━━━━━ Data for processing

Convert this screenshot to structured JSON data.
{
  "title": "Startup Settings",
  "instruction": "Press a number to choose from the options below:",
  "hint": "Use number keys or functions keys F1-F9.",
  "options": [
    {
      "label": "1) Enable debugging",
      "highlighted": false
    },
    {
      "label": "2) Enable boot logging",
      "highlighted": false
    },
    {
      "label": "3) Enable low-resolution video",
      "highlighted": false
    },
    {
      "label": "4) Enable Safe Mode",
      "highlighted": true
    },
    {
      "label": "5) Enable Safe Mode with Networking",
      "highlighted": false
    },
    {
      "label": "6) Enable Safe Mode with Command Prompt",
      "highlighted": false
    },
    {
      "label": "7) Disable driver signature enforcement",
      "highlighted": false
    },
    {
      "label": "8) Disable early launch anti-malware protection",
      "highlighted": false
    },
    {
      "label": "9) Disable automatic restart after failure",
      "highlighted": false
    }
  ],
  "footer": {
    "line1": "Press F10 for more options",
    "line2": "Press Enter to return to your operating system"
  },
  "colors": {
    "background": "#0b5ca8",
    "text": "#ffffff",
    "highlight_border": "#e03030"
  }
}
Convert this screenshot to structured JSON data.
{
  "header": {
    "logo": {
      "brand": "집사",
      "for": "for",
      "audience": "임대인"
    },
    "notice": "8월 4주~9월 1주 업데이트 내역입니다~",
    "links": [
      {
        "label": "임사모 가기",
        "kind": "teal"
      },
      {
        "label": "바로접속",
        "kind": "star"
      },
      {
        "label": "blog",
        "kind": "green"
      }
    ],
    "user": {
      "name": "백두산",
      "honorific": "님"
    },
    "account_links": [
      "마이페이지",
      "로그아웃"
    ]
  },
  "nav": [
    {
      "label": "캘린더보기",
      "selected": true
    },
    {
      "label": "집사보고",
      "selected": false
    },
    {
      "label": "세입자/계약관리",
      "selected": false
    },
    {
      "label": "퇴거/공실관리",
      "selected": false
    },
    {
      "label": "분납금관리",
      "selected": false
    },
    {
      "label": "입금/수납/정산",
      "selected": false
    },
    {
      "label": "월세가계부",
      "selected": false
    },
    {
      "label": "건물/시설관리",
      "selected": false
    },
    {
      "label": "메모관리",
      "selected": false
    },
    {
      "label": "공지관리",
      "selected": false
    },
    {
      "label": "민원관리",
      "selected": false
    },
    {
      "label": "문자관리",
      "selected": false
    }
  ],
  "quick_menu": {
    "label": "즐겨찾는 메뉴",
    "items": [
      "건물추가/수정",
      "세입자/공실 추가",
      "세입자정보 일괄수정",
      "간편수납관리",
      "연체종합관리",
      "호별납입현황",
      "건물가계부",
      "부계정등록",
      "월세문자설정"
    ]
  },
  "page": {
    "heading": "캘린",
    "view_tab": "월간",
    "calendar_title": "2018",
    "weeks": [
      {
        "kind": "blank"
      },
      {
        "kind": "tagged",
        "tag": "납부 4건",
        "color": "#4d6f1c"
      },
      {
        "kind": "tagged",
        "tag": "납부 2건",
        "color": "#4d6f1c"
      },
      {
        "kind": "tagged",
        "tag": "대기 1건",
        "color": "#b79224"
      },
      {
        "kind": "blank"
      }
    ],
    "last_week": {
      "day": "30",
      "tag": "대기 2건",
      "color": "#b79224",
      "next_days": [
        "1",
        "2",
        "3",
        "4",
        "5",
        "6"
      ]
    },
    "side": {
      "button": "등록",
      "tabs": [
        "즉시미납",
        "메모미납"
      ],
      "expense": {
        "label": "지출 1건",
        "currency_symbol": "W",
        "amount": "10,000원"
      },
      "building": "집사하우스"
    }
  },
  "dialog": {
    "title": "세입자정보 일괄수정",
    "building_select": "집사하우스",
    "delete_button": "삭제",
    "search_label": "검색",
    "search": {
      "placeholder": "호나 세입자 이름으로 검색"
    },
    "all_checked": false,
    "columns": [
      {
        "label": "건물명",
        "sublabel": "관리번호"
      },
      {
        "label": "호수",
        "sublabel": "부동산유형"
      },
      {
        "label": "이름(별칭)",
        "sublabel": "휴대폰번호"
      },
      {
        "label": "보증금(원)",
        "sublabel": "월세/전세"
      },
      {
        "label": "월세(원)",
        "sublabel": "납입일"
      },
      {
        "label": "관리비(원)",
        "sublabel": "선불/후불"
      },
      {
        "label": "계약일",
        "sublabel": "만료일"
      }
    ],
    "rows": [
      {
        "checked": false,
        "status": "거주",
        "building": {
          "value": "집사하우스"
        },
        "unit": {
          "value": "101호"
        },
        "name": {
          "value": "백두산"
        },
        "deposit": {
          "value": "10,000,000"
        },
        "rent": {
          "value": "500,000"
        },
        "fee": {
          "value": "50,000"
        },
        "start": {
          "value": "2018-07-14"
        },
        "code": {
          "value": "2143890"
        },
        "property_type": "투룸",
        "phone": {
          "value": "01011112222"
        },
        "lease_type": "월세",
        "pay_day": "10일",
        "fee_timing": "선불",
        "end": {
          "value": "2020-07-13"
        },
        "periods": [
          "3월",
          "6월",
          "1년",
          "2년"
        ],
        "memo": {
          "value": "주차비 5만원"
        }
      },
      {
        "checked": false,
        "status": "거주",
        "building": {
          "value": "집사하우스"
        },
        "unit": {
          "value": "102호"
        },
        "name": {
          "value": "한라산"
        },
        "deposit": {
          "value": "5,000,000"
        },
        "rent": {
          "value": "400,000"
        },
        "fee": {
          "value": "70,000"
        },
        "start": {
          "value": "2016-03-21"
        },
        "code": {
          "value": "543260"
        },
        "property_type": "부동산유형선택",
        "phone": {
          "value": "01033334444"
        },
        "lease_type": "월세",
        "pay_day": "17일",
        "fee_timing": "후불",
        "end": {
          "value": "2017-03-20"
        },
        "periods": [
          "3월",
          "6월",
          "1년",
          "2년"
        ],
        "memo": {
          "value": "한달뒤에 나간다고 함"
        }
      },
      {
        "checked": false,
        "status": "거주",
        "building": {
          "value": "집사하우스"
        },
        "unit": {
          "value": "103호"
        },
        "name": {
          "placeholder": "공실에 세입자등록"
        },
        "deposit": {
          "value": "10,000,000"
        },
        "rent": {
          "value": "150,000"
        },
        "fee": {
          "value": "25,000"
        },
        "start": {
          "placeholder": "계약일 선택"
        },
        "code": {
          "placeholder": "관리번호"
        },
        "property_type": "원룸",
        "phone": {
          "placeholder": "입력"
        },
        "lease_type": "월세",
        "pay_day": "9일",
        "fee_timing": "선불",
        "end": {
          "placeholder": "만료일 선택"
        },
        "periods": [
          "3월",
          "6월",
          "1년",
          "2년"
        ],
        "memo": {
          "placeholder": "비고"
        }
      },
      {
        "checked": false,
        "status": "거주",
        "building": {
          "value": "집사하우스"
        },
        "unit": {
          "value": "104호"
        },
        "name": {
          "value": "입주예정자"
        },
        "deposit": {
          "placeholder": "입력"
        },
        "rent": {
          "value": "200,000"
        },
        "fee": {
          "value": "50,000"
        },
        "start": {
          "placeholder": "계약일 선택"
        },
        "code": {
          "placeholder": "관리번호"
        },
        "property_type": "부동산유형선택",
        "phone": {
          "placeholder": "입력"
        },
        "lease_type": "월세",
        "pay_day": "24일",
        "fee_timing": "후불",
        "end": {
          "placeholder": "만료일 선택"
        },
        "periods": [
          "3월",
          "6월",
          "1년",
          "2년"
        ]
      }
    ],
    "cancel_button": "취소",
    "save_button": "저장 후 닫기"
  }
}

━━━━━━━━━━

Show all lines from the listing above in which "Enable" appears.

      "label": "1) Enable debugging",
      "label": "2) Enable boot logging",
      "label": "3) Enable low-resolution video",
      "label": "4) Enable Safe Mode",
      "label": "5) Enable Safe Mode with Networking",
      "label": "6) Enable Safe Mode with Command Prompt",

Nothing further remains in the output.